Relying on the market alone will mean conversion of the grazing lands of northern Australia to intensive agriculture will continue until only fragments are left, just as has happened in the Murray Darling basin.”

Professor Garnett said current policies that allow continued extensive land clearing also seem inconsistent with an ambition to reduce carbon emissions.

Intensive agriculture policies will not protect forests

Lead author, Marie Pratzer from Humboldt University in Berlin, said tropical dry forests are crucial for global biodiversity, carbon storage, and the livelihoods of hundreds of millions of people.

“This is a significant finding,” Marie Pratzer said.

“It shows that policies that aim to increase agricultural intensity will not magically protect forests.”

The researchers did find an exception to the trends they observed.

On the lands of indigenous peoples, increasing returns from existing farmland did reduce the amount of new land cleared, as had been hoped.

“We found out that farmers trying to meet their own needs cleared less land,” Professor Garnett said.

“Only farmers exporting their produce wanted ever more land.”

Professor Garnett said the findings are relevant to Australia given pressures to clear land for agriculture in northern Australia.

“Economic pressures to maximise short-term gains from land are very high.

“Only well-enforced land-use zoning, and a potentially a stronger Indigenous voice in land use decisions, will ensure the existing values of natural lands are not lost.”

A paper on the research was published this week in the leading journal Nature Sustainability.


Your email address will not be published.
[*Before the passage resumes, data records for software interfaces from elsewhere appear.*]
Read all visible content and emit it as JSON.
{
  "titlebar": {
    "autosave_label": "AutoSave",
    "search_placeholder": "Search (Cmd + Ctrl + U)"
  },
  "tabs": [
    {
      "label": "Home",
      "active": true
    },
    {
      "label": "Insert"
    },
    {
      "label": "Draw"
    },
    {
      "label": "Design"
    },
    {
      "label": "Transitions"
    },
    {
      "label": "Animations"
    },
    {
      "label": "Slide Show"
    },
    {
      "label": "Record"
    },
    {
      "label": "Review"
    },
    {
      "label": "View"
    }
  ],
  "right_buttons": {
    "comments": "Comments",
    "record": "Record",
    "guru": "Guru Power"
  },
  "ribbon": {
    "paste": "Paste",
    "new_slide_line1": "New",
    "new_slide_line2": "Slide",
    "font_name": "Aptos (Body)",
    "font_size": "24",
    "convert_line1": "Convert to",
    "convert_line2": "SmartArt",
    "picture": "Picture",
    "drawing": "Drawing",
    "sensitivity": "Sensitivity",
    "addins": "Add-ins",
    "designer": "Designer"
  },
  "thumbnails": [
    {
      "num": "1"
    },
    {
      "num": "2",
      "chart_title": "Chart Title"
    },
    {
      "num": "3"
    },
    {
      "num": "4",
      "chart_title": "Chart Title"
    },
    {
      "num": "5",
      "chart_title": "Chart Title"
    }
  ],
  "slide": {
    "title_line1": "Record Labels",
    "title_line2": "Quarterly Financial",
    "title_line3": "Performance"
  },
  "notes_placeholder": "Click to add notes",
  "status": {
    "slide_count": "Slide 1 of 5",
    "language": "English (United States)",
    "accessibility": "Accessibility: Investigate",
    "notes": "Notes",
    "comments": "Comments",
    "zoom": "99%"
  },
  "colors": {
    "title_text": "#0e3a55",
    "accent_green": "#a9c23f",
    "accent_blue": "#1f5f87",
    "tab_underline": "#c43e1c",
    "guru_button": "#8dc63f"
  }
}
Required fields are marked *

Your comment will not appear until it has been moderated.
Contributions that contravene our Comments Policy will not be published.


Get Sheep Central's news headlines emailed to you -